A Message from the Directors


"What if saving journalism really has more to do with new models of storytelling, ones that help people get up in the morning and live consciously, rather than make them more afraid or resigned and want to stay asleep?"

– Alex Tizon

It has been a tough but exciting time to be working in the media. Overuse of the term "fake news" to describe our industry's work and the prevalence of actual misinformation means that journalists and media companies are under fire from all sides. As we like to say, public trust in the media is at an all-time low.

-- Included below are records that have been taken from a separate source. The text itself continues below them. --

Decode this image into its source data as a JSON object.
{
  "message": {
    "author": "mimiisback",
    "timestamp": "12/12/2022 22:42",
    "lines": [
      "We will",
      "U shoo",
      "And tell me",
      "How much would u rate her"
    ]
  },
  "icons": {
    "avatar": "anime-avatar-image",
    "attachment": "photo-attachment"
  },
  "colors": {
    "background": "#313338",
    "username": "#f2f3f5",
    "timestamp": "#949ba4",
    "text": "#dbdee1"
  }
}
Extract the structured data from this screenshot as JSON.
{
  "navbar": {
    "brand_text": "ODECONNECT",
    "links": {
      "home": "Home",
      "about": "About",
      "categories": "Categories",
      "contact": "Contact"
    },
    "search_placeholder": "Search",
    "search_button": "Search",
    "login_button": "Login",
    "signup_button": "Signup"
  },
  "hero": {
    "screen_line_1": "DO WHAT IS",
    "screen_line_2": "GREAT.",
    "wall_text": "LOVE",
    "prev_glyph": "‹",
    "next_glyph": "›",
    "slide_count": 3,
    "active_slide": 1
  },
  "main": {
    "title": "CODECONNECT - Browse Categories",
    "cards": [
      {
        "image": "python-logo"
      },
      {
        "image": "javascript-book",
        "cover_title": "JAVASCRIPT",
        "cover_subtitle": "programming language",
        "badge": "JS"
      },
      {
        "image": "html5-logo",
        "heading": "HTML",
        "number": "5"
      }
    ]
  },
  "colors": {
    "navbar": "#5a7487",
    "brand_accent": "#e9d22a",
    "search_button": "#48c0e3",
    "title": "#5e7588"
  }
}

At the same time, telling stories that matter has never been more important. As proud Voices alumni and faculty members and as individuals who believe in the importance of journalism in a democracy, we believe that volunteering our time with Voices is how we help train this next generation of up-and-coming journalists—journalists who produce quality editorial work, who understand the larger impact their work has on society, and who are deeply engaged with driving the direction of the industry.

In addition, the news industry is struggling as news organizations and journalists remain stuck in the page-view economy, which continues to erode at this trust. It's up to us journalists to fix this. The people who feel the most negative impact of this paradigm are news consumers. More than ever before, we believe that it is important prepare and train the next generation of journalists to exemplify professionalism, adherence to the truth, and diversity. Over the last two years, we focused on building a program around how to provide people with trusted news when they need it, in the format they want in it, rather than news that is focused on ratings, virality, or impressions. This year, we continued this theme by building a program that focuses on helping journalists understand how audiences engage with journalists, how communities view the work journalists produce, and how journalists can understand the impact their work has. 

This year, we found service-oriented and diverse students who want to tell the stories of communities who have traditionally been sidelined or who come from those very communities.

We found empathetic students who are interested in not only informing their audiences about what is happening, but in sharing their journalistic process, their insights, their methodology, and yes, their biases, with their audiences.

We found human-centric students who want to move beyond developing apps, designing websites, or thinking about mobile versus desktop — students who are thinking about how to build useful and desirable experiences for their audiences and are unconstrained by tradition.

We found students comfortable with experimentation, who can take advantage of the many technical innovations that have been made in order to better empower newsrooms.

We are excited to continue this program with you, and encourage all students to apply for Summer 2020!

—Maya Sugarman & Jessie Tseng, Directors, '17-'20

Maya & Jessie.JPG

Maya Sugarman works at The Washington Post as video editor of The Lily, a publication of The Post that elevates stories critical to the lives of women. Previously, she was a visual journalist at KPCC, an NPR affiliate in Los Angeles. She's been an adjunct instructor at the USC Annenberg School for Journalism. She's worked at newspapers throughout California. She studied art at UCLA and was a Voices student in Detroit in 2011.

Jessie Tseng is taking a break from media right now and is currently leads a product design team at Flatiron Health where she spends her time building teams to research and design products that increase the availability of effective cancer treatments and improve the survival and quality of life through clinical trials. Previously, she’s worked at the Washington Post. She is a proud Cal alumna and was a Voices student in Detroit in 2011.